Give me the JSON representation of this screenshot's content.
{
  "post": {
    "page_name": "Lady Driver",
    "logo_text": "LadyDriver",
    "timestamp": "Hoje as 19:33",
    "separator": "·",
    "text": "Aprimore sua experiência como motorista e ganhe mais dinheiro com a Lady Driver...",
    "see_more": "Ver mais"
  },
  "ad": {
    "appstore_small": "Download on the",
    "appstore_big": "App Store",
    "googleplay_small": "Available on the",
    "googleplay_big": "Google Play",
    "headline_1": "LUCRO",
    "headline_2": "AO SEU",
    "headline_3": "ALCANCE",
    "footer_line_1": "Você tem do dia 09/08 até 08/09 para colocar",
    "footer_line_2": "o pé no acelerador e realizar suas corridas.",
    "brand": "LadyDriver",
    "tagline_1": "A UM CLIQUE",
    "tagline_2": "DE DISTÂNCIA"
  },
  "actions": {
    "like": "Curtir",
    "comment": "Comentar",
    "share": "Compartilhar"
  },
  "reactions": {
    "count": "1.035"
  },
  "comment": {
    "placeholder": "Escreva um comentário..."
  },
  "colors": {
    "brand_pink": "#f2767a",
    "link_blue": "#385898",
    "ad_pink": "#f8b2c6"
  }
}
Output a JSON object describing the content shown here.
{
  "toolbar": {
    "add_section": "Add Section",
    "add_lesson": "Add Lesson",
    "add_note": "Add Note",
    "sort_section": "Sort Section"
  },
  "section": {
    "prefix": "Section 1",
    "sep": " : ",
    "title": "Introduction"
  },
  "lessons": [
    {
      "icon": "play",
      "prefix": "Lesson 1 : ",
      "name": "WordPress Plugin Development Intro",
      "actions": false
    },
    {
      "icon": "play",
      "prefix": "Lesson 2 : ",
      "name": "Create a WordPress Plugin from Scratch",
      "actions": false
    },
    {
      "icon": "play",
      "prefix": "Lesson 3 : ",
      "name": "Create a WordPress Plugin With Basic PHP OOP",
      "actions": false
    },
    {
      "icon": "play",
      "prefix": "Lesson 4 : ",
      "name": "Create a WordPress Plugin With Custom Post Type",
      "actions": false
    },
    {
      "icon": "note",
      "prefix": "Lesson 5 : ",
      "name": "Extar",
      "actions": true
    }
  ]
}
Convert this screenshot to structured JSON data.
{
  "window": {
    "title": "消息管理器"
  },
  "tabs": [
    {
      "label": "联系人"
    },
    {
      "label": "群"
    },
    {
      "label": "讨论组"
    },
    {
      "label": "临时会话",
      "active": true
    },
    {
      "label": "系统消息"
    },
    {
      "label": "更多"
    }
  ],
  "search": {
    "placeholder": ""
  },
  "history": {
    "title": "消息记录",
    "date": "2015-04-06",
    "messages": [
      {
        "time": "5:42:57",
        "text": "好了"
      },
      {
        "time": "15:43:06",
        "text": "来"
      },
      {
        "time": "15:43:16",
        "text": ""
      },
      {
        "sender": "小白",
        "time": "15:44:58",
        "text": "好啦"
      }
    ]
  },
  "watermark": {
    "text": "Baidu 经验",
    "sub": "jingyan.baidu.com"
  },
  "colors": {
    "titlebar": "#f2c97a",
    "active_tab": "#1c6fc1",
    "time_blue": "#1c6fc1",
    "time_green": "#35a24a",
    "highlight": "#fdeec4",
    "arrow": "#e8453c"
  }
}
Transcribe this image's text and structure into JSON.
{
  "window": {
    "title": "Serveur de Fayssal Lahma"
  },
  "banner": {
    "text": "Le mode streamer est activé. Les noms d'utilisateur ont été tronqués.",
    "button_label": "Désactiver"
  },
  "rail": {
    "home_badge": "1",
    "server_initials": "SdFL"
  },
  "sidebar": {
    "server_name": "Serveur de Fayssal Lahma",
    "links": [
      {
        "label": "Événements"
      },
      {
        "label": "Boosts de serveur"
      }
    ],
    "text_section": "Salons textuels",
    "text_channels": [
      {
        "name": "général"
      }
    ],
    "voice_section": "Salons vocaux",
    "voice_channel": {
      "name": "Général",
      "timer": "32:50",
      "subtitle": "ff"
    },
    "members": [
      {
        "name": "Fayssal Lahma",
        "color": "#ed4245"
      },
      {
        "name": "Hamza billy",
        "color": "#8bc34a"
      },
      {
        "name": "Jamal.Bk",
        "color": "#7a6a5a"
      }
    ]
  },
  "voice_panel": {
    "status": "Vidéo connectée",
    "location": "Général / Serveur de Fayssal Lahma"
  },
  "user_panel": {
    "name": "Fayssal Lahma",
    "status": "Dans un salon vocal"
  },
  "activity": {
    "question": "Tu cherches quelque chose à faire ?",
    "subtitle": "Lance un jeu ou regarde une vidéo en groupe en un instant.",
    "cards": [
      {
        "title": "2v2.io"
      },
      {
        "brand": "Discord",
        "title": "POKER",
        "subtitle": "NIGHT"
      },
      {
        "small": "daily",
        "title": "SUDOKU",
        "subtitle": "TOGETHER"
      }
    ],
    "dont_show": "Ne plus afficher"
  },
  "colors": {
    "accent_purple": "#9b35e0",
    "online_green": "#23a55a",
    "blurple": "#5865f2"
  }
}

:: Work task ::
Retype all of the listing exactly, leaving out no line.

:: Answer section ::
Give me the JSON representation of this screenshot's content.
{
  "post": {
    "page_name": "Lady Driver",
    "logo_text": "LadyDriver",
    "timestamp": "Hoje as 19:33",
    "separator": "·",
    "text": "Aprimore sua experiência como motorista e ganhe mais dinheiro com a Lady Driver...",
    "see_more": "Ver mais"
  },
  "ad": {
    "appstore_small": "Download on the",
    "appstore_big": "App Store",
    "googleplay_small": "Available on the",
    "googleplay_big": "Google Play",
    "headline_1": "LUCRO",
    "headline_2": "AO SEU",
    "headline_3": "ALCANCE",
    "footer_line_1": "Você tem do dia 09/08 até 08/09 para colocar",
    "footer_line_2": "o pé no acelerador e realizar suas corridas.",
    "brand": "LadyDriver",
    "tagline_1": "A UM CLIQUE",
    "tagline_2": "DE DISTÂNCIA"
  },
  "actions": {
    "like": "Curtir",
    "comment": "Comentar",
    "share": "Compartilhar"
  },
  "reactions": {
    "count": "1.035"
  },
  "comment": {
    "placeholder": "Escreva um comentário..."
  },
  "colors": {
    "brand_pink": "#f2767a",
    "link_blue": "#385898",
    "ad_pink": "#f8b2c6"
  }
}
Output a JSON object describing the content shown here.
{
  "toolbar": {
    "add_section": "Add Section",
    "add_lesson": "Add Lesson",
    "add_note": "Add Note",
    "sort_section": "Sort Section"
  },
  "section": {
    "prefix": "Section 1",
    "sep": " : ",
    "title": "Introduction"
  },
  "lessons": [
    {
      "icon": "play",
      "prefix": "Lesson 1 : ",
      "name": "WordPress Plugin Development Intro",
      "actions": false
    },
    {
      "icon": "play",
      "prefix": "Lesson 2 : ",
      "name": "Create a WordPress Plugin from Scratch",
      "actions": false
    },
    {
      "icon": "play",
      "prefix": "Lesson 3 : ",
      "name": "Create a WordPress Plugin With Basic PHP OOP",
      "actions": false
    },
    {
      "icon": "play",
      "prefix": "Lesson 4 : ",
      "name": "Create a WordPress Plugin With Custom Post Type",
      "actions": false
    },
    {
      "icon": "note",
      "prefix": "Lesson 5 : ",
      "name": "Extar",
      "actions": true
    }
  ]
}
Convert this screenshot to structured JSON data.
{
  "window": {
    "title": "消息管理器"
  },
  "tabs": [
    {
      "label": "联系人"
    },
    {
      "label": "群"
    },
    {
      "label": "讨论组"
    },
    {
      "label": "临时会话",
      "active": true
    },
    {
      "label": "系统消息"
    },
    {
      "label": "更多"
    }
  ],
  "search": {
    "placeholder": ""
  },
  "history": {
    "title": "消息记录",
    "date": "2015-04-06",
    "messages": [
      {
        "time": "5:42:57",
        "text": "好了"
      },
      {
        "time": "15:43:06",
        "text": "来"
      },
      {
        "time": "15:43:16",
        "text": ""
      },
      {
        "sender": "小白",
        "time": "15:44:58",
        "text": "好啦"
      }
    ]
  },
  "watermark": {
    "text": "Baidu 经验",
    "sub": "jingyan.baidu.com"
  },
  "colors": {
    "titlebar": "#f2c97a",
    "active_tab": "#1c6fc1",
    "time_blue": "#1c6fc1",
    "time_green": "#35a24a",
    "highlight": "#fdeec4",
    "arrow": "#e8453c"
  }
}
Transcribe this image's text and structure into JSON.
{
  "window": {
    "title": "Serveur de Fayssal Lahma"
  },
  "banner": {
    "text": "Le mode streamer est activé. Les noms d'utilisateur ont été tronqués.",
    "button_label": "Désactiver"
  },
  "rail": {
    "home_badge": "1",
    "server_initials": "SdFL"
  },
  "sidebar": {
    "server_name": "Serveur de Fayssal Lahma",
    "links": [
      {
        "label": "Événements"
      },
      {
        "label": "Boosts de serveur"
      }
    ],
    "text_section": "Salons textuels",
    "text_channels": [
      {
        "name": "général"
      }
    ],
    "voice_section": "Salons vocaux",
    "voice_channel": {
      "name": "Général",
      "timer": "32:50",
      "subtitle": "ff"
    },
    "members": [
      {
        "name": "Fayssal Lahma",
        "color": "#ed4245"
      },
      {
        "name": "Hamza billy",
        "color": "#8bc34a"
      },
      {
        "name": "Jamal.Bk",
        "color": "#7a6a5a"
      }
    ]
  },
  "voice_panel": {
    "status": "Vidéo connectée",
    "location": "Général / Serveur de Fayssal Lahma"
  },
  "user_panel": {
    "name": "Fayssal Lahma",
    "status": "Dans un salon vocal"
  },
  "activity": {
    "question": "Tu cherches quelque chose à faire ?",
    "subtitle": "Lance un jeu ou regarde une vidéo en groupe en un instant.",
    "cards": [
      {
        "title": "2v2.io"
      },
      {
        "brand": "Discord",
        "title": "POKER",
        "subtitle": "NIGHT"
      },
      {
        "small": "daily",
        "title": "SUDOKU",
        "subtitle": "TOGETHER"
      }
    ],
    "dont_show": "Ne plus afficher"
  },
  "colors": {
    "accent_purple": "#9b35e0",
    "online_green": "#23a55a",
    "blurple": "#5865f2"
  }
}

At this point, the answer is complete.